[Task prompt]: Set the pictures aside and return each record below precisely as written.

[Entries from a dataset of interfaces]:
===============

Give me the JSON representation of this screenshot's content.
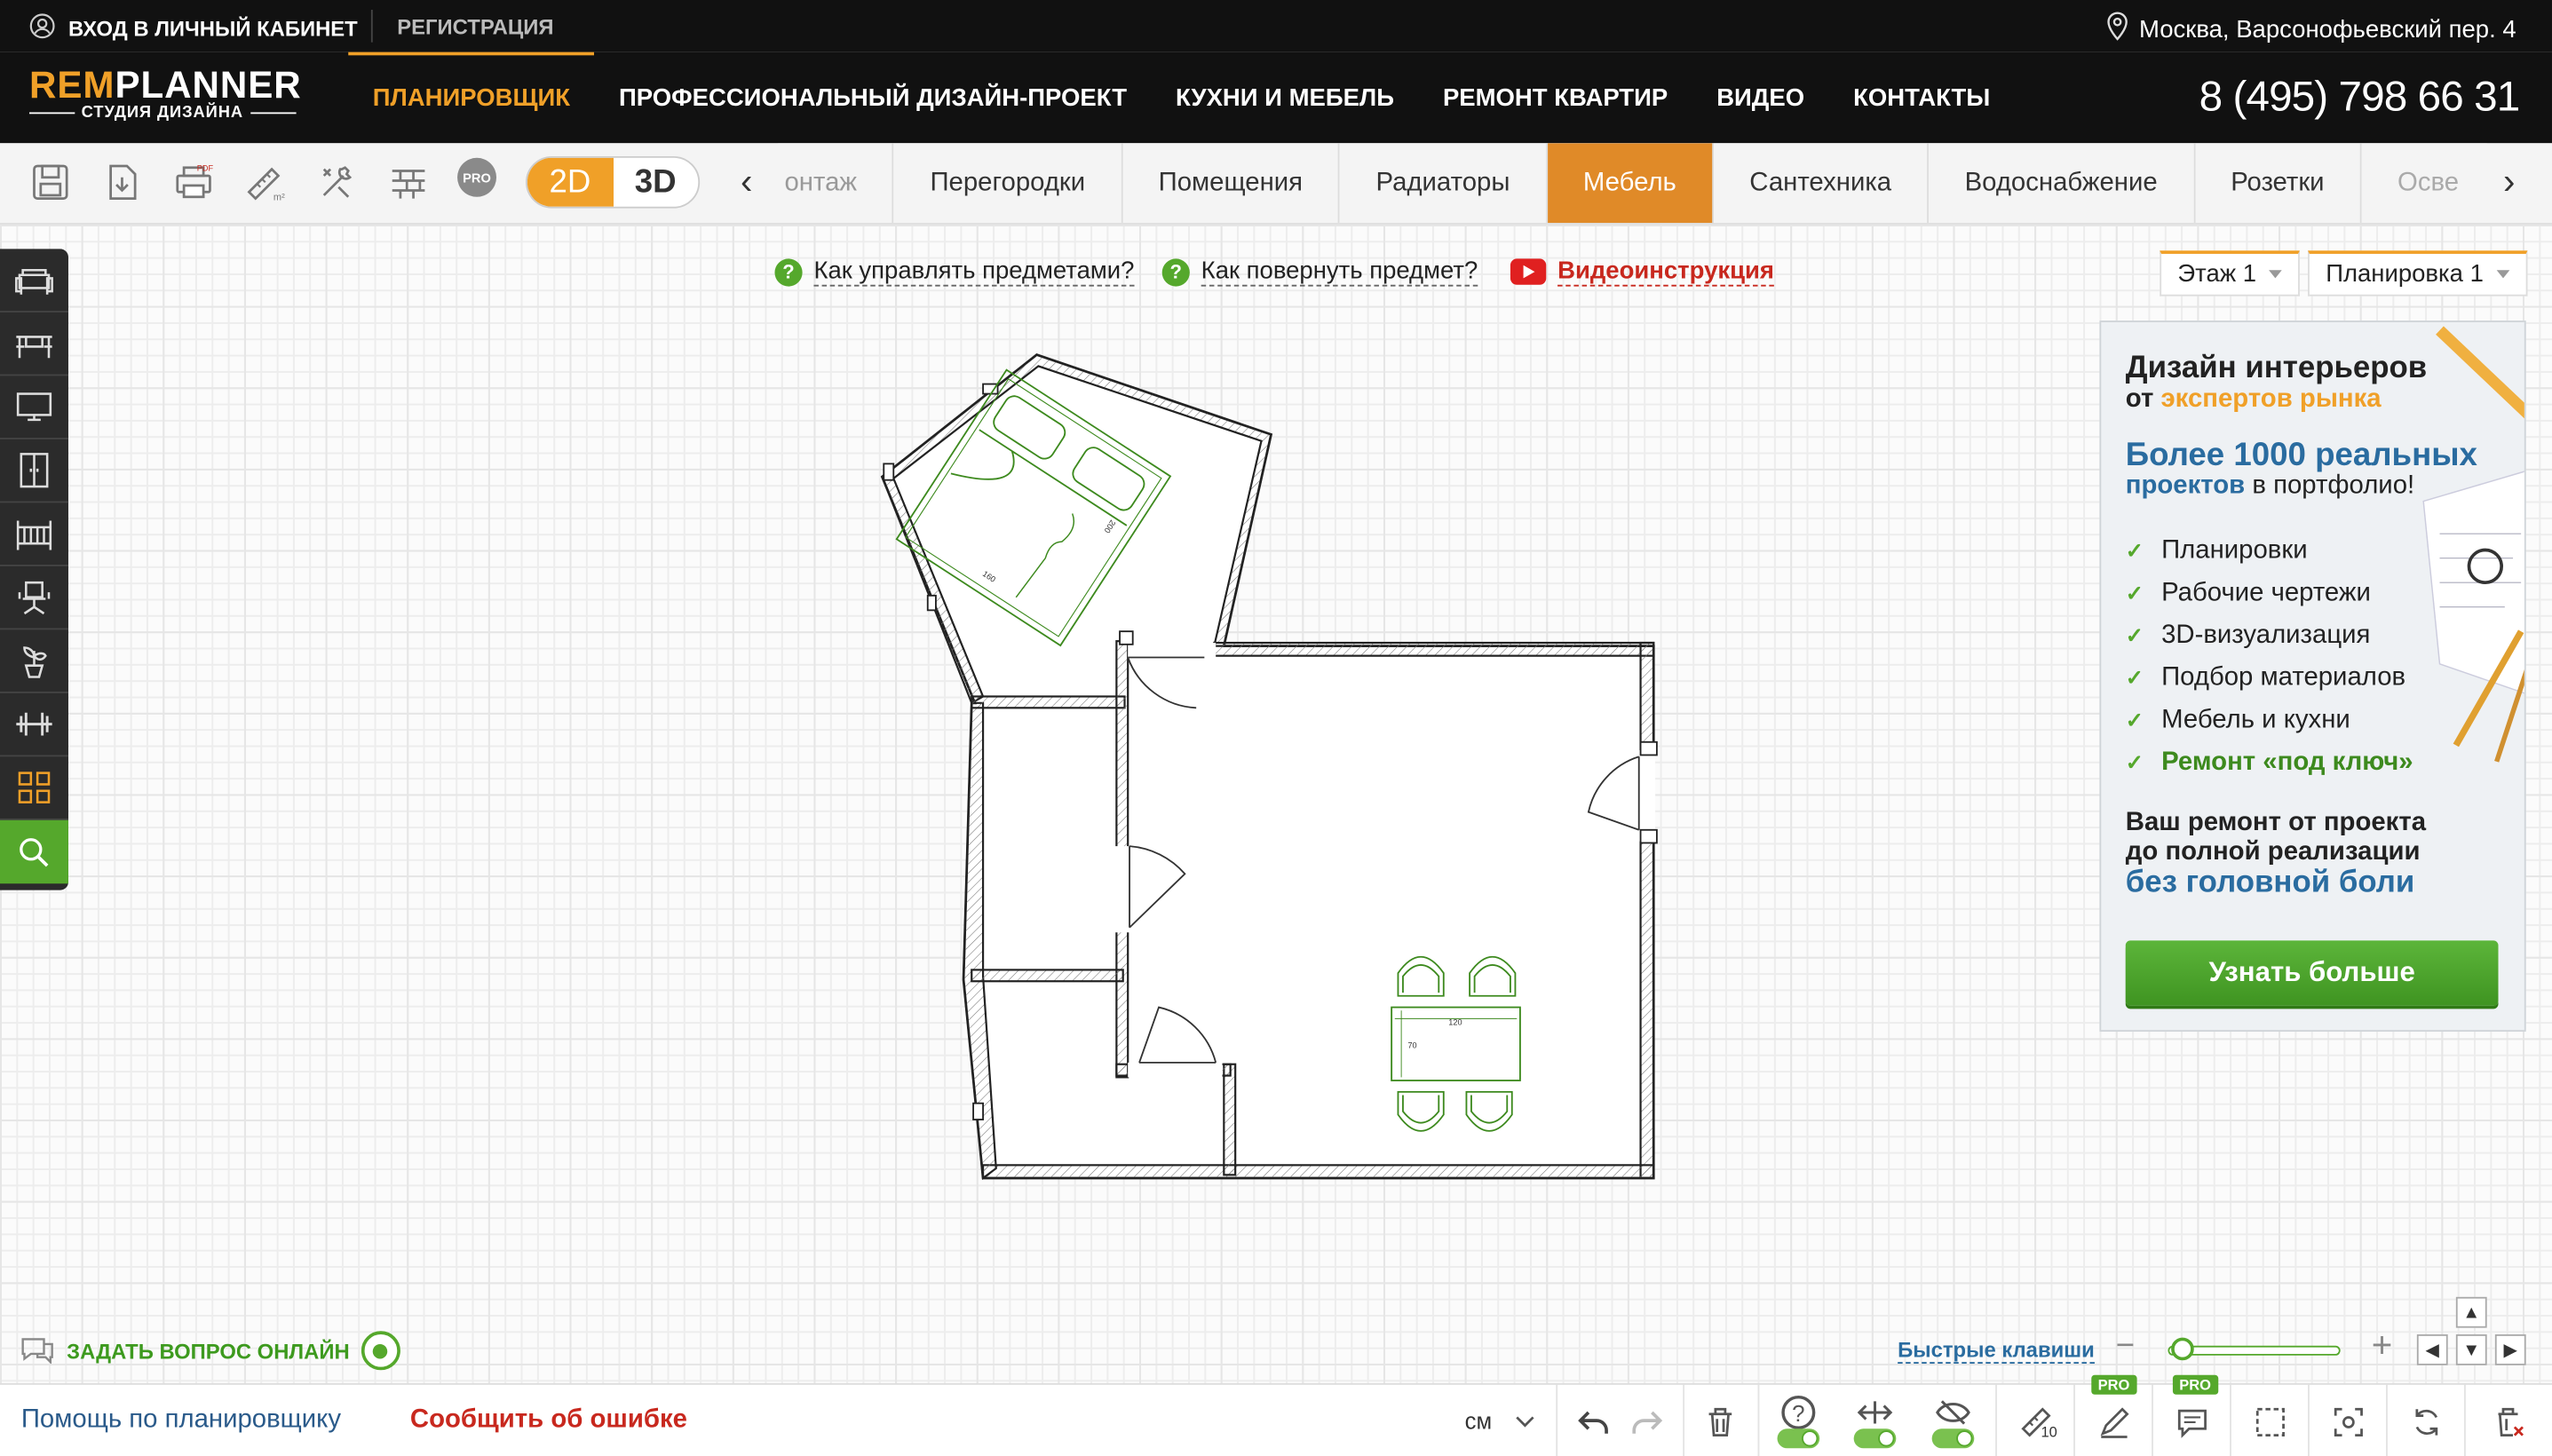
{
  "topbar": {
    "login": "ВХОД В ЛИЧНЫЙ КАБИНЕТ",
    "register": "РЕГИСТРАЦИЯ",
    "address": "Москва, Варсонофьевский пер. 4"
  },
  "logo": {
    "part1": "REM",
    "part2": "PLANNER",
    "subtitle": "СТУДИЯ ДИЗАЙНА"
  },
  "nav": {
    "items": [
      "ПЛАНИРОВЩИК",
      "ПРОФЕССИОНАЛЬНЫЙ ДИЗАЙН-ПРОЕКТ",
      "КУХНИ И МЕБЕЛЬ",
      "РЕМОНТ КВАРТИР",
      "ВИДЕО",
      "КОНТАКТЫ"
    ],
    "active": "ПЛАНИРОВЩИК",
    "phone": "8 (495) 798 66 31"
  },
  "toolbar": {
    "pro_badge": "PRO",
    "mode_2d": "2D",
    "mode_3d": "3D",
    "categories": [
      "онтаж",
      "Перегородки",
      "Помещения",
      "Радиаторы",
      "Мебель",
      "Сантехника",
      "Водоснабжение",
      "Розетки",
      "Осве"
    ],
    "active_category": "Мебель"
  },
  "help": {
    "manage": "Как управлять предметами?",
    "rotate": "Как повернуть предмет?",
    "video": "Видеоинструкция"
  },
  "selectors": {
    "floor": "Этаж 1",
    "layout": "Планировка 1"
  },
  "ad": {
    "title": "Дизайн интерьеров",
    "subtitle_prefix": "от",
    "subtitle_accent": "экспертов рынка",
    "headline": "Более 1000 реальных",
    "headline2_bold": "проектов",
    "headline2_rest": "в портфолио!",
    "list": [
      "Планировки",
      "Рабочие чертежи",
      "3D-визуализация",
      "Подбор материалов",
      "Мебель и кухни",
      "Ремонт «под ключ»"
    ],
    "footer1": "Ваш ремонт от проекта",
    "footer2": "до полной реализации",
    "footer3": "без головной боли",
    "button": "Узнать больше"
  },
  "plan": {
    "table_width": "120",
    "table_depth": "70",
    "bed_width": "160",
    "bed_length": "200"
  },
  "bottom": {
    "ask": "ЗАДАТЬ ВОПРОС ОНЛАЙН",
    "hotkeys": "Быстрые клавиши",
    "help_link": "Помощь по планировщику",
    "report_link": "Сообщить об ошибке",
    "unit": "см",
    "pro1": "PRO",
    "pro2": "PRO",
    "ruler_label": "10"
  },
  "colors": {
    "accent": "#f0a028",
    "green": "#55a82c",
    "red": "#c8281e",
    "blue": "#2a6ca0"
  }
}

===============

[Response box]:
Give me the JSON representation of this screenshot's content.
{
  "topbar": {
    "login": "ВХОД В ЛИЧНЫЙ КАБИНЕТ",
    "register": "РЕГИСТРАЦИЯ",
    "address": "Москва, Варсонофьевский пер. 4"
  },
  "logo": {
    "part1": "REM",
    "part2": "PLANNER",
    "subtitle": "СТУДИЯ ДИЗАЙНА"
  },
  "nav": {
    "items": [
      "ПЛАНИРОВЩИК",
      "ПРОФЕССИОНАЛЬНЫЙ ДИЗАЙН-ПРОЕКТ",
      "КУХНИ И МЕБЕЛЬ",
      "РЕМОНТ КВАРТИР",
      "ВИДЕО",
      "КОНТАКТЫ"
    ],
    "active": "ПЛАНИРОВЩИК",
    "phone": "8 (495) 798 66 31"
  },
  "toolbar": {
    "pro_badge": "PRO",
    "mode_2d": "2D",
    "mode_3d": "3D",
    "categories": [
      "онтаж",
      "Перегородки",
      "Помещения",
      "Радиаторы",
      "Мебель",
      "Сантехника",
      "Водоснабжение",
      "Розетки",
      "Осве"
    ],
    "active_category": "Мебель"
  },
  "help": {
    "manage": "Как управлять предметами?",
    "rotate": "Как повернуть предмет?",
    "video": "Видеоинструкция"
  },
  "selectors": {
    "floor": "Этаж 1",
    "layout": "Планировка 1"
  },
  "ad": {
    "title": "Дизайн интерьеров",
    "subtitle_prefix": "от",
    "subtitle_accent": "экспертов рынка",
    "headline": "Более 1000 реальных",
    "headline2_bold": "проектов",
    "headline2_rest": "в портфолио!",
    "list": [
      "Планировки",
      "Рабочие чертежи",
      "3D-визуализация",
      "Подбор материалов",
      "Мебель и кухни",
      "Ремонт «под ключ»"
    ],
    "footer1": "Ваш ремонт от проекта",
    "footer2": "до полной реализации",
    "footer3": "без головной боли",
    "button": "Узнать больше"
  },
  "plan": {
    "table_width": "120",
    "table_depth": "70",
    "bed_width": "160",
    "bed_length": "200"
  },
  "bottom": {
    "ask": "ЗАДАТЬ ВОПРОС ОНЛАЙН",
    "hotkeys": "Быстрые клавиши",
    "help_link": "Помощь по планировщику",
    "report_link": "Сообщить об ошибке",
    "unit": "см",
    "pro1": "PRO",
    "pro2": "PRO",
    "ruler_label": "10"
  },
  "colors": {
    "accent": "#f0a028",
    "green": "#55a82c",
    "red": "#c8281e",
    "blue": "#2a6ca0"
  }
}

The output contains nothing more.